***** Given data *****

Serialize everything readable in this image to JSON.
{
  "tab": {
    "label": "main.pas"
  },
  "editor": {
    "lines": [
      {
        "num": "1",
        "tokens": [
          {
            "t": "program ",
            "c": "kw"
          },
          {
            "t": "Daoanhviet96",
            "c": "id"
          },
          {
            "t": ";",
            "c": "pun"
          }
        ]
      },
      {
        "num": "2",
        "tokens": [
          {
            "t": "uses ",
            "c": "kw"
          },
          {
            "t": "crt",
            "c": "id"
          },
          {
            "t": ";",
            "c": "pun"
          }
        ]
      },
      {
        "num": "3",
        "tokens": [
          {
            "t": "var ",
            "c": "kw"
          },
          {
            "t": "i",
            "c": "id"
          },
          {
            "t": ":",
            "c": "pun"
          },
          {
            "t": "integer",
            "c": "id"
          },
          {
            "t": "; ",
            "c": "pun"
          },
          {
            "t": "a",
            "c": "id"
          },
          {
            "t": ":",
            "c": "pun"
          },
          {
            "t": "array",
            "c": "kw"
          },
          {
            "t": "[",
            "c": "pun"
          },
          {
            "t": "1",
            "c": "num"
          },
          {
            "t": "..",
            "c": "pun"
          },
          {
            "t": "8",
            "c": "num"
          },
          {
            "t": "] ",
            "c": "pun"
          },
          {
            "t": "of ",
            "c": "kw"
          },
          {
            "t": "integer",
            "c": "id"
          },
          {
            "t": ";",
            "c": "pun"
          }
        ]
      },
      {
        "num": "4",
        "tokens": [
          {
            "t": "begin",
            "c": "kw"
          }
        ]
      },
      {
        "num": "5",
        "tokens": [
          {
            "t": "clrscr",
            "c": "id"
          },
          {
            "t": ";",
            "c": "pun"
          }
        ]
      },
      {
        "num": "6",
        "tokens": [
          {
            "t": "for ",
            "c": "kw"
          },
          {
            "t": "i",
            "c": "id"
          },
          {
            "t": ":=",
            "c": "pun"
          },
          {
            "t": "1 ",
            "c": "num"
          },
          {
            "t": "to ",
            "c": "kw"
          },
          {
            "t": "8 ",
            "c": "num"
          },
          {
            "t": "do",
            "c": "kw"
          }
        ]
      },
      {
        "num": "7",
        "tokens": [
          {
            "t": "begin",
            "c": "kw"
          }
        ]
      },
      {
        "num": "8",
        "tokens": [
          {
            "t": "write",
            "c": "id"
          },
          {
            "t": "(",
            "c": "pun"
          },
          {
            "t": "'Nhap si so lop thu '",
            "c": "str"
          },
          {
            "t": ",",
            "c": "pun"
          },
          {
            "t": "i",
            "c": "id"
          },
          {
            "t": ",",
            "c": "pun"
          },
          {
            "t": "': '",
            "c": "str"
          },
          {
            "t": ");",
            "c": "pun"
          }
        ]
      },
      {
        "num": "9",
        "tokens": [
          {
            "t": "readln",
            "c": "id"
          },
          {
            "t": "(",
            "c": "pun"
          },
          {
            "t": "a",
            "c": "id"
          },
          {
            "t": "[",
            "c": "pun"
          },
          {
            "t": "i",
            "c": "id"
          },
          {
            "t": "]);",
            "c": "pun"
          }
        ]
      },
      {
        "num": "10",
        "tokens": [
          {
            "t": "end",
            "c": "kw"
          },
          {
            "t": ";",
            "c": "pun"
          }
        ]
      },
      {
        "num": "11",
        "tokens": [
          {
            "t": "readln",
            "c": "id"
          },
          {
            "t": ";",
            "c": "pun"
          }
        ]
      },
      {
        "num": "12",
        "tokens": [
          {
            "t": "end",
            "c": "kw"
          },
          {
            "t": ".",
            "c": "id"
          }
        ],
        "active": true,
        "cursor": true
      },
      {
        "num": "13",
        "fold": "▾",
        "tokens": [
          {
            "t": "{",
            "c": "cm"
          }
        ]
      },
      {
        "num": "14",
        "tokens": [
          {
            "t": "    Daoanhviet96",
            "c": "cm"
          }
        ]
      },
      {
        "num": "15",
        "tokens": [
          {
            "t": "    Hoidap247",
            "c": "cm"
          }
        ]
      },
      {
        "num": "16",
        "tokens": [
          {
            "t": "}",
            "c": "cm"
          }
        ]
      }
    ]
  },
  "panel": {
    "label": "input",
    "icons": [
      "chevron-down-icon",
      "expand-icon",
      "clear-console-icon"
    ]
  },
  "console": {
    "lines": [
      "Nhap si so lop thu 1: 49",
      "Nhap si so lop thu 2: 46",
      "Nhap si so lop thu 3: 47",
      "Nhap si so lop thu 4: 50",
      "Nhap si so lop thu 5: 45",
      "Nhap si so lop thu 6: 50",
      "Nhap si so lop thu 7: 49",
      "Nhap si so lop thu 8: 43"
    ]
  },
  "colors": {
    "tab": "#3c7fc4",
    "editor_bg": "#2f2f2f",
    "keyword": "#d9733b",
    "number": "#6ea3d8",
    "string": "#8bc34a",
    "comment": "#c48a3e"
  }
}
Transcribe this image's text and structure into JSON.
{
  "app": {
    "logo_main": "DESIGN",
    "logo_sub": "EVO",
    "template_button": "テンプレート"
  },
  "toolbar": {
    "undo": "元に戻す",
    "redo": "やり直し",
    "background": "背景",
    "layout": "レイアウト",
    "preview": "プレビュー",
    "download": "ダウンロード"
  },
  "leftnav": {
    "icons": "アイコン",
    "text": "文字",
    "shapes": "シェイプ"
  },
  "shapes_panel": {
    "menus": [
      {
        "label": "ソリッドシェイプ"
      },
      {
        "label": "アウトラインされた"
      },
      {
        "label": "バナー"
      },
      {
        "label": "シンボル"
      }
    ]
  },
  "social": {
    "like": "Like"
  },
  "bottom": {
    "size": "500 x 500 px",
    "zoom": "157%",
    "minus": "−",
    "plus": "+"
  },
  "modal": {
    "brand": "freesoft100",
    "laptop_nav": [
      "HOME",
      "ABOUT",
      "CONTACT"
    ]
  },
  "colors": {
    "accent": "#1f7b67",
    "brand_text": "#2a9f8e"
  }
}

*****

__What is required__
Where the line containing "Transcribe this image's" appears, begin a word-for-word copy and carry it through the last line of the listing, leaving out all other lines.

__Result of the exercise__
Transcribe this image's text and structure into JSON.
{
  "app": {
    "logo_main": "DESIGN",
    "logo_sub": "EVO",
    "template_button": "テンプレート"
  },
  "toolbar": {
    "undo": "元に戻す",
    "redo": "やり直し",
    "background": "背景",
    "layout": "レイアウト",
    "preview": "プレビュー",
    "download": "ダウンロード"
  },
  "leftnav": {
    "icons": "アイコン",
    "text": "文字",
    "shapes": "シェイプ"
  },
  "shapes_panel": {
    "menus": [
      {
        "label": "ソリッドシェイプ"
      },
      {
        "label": "アウトラインされた"
      },
      {
        "label": "バナー"
      },
      {
        "label": "シンボル"
      }
    ]
  },
  "social": {
    "like": "Like"
  },
  "bottom": {
    "size": "500 x 500 px",
    "zoom": "157%",
    "minus": "−",
    "plus": "+"
  },
  "modal": {
    "brand": "freesoft100",
    "laptop_nav": [
      "HOME",
      "ABOUT",
      "CONTACT"
    ]
  },
  "colors": {
    "accent": "#1f7b67",
    "brand_text": "#2a9f8e"
  }
}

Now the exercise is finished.